======== Listed entries
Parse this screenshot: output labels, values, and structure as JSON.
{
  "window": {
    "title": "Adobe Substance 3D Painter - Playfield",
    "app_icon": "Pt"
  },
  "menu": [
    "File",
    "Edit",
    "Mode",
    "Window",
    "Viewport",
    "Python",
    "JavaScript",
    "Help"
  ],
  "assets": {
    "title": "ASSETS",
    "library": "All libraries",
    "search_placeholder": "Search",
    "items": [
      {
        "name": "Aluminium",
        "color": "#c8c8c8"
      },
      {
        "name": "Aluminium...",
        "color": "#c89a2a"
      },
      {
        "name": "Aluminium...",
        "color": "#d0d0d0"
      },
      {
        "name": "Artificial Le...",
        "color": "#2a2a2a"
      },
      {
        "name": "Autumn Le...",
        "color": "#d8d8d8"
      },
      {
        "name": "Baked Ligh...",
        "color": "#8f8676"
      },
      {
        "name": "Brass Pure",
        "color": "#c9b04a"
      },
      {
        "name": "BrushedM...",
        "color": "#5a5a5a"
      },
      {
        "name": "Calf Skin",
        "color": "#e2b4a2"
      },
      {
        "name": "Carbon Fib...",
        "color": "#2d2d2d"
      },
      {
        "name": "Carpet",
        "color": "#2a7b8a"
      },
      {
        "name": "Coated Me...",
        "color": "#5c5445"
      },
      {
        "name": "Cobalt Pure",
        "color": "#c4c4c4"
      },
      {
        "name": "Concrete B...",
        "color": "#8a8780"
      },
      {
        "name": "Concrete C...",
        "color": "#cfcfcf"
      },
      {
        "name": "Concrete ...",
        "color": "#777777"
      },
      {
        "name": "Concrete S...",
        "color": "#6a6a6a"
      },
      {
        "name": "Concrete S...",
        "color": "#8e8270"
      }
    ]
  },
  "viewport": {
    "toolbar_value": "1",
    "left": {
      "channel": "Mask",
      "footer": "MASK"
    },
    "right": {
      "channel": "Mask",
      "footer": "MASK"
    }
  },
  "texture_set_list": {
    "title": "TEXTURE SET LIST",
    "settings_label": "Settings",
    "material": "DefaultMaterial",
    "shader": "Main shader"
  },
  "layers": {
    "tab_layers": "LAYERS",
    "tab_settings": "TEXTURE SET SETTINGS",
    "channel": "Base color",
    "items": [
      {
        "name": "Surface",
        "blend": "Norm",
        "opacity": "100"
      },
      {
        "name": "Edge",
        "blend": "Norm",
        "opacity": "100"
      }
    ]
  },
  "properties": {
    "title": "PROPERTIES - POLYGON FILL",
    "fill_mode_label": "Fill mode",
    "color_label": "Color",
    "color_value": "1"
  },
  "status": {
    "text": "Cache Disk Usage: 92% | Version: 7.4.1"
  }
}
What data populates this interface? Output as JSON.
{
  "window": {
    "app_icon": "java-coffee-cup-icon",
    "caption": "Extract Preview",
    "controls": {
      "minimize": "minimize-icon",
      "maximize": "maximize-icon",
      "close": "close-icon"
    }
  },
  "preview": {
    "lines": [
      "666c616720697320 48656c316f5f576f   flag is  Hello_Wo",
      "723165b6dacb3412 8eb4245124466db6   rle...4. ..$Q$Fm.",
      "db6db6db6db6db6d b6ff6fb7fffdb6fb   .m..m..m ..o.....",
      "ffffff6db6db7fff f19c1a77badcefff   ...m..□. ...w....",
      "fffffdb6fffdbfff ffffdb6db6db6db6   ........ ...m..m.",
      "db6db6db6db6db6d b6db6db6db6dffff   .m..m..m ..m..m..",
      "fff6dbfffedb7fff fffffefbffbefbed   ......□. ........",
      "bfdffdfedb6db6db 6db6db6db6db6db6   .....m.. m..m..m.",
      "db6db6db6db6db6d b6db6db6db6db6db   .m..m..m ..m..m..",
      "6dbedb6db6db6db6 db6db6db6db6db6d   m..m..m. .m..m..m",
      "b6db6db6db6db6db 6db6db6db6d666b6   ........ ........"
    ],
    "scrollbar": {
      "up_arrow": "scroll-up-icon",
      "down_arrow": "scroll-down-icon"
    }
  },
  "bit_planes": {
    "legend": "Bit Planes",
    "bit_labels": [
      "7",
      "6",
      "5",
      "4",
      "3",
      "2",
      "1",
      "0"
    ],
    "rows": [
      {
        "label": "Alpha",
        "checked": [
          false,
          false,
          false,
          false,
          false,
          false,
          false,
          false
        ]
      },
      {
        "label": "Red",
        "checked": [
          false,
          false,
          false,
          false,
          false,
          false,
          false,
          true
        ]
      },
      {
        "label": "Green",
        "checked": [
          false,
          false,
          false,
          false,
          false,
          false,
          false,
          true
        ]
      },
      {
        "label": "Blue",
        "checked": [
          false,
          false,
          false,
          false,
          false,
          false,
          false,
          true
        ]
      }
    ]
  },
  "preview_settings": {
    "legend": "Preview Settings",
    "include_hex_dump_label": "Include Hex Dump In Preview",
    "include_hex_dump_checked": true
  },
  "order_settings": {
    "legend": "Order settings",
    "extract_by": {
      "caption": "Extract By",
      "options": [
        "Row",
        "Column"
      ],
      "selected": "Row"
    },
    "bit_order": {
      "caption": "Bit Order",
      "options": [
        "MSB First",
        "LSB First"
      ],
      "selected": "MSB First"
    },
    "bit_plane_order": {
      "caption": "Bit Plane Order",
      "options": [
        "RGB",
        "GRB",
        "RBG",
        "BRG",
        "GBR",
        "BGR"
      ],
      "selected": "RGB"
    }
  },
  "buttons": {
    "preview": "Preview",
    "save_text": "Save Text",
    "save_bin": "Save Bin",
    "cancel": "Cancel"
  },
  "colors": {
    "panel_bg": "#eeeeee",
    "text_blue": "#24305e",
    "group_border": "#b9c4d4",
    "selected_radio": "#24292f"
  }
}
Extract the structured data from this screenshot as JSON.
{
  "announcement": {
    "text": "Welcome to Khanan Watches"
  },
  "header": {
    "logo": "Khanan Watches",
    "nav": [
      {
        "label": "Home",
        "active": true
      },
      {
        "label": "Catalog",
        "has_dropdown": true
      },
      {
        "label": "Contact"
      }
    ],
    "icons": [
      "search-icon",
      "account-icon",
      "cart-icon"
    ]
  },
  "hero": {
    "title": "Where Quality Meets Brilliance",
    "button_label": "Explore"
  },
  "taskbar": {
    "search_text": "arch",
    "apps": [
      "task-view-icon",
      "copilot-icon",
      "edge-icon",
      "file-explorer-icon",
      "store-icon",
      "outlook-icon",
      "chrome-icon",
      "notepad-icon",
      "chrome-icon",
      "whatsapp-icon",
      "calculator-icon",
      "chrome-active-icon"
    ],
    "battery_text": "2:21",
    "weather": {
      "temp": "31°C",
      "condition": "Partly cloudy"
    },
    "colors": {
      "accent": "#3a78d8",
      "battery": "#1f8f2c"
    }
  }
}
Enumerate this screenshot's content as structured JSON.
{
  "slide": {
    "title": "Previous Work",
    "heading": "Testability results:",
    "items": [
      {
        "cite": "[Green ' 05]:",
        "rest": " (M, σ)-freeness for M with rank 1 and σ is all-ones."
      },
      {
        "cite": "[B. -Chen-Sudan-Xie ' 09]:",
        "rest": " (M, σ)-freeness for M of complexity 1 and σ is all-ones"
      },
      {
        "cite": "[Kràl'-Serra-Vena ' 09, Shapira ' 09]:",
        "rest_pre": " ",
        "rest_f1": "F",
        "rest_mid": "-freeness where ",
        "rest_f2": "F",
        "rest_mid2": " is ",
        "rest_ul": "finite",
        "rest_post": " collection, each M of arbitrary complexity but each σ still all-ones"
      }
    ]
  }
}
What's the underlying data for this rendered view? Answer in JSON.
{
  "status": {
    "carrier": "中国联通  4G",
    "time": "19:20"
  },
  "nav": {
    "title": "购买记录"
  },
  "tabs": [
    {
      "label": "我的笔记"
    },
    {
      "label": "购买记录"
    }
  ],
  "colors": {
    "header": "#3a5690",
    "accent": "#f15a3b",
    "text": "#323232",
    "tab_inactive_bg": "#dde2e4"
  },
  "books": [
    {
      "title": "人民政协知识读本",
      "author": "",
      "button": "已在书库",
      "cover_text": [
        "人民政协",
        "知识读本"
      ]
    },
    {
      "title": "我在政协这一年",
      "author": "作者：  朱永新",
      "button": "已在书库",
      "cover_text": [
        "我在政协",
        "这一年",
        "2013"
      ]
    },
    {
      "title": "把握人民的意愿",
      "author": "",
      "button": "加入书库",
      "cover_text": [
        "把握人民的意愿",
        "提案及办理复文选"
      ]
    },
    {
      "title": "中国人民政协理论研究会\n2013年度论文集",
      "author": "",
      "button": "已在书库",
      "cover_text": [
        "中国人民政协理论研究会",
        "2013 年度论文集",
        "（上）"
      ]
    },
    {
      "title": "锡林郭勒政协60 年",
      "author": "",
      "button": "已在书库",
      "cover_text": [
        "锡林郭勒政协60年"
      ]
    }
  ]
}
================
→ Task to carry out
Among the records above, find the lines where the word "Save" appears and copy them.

→ Expected answer
    "save_text": "Save Text",
    "save_bin": "Save Bin",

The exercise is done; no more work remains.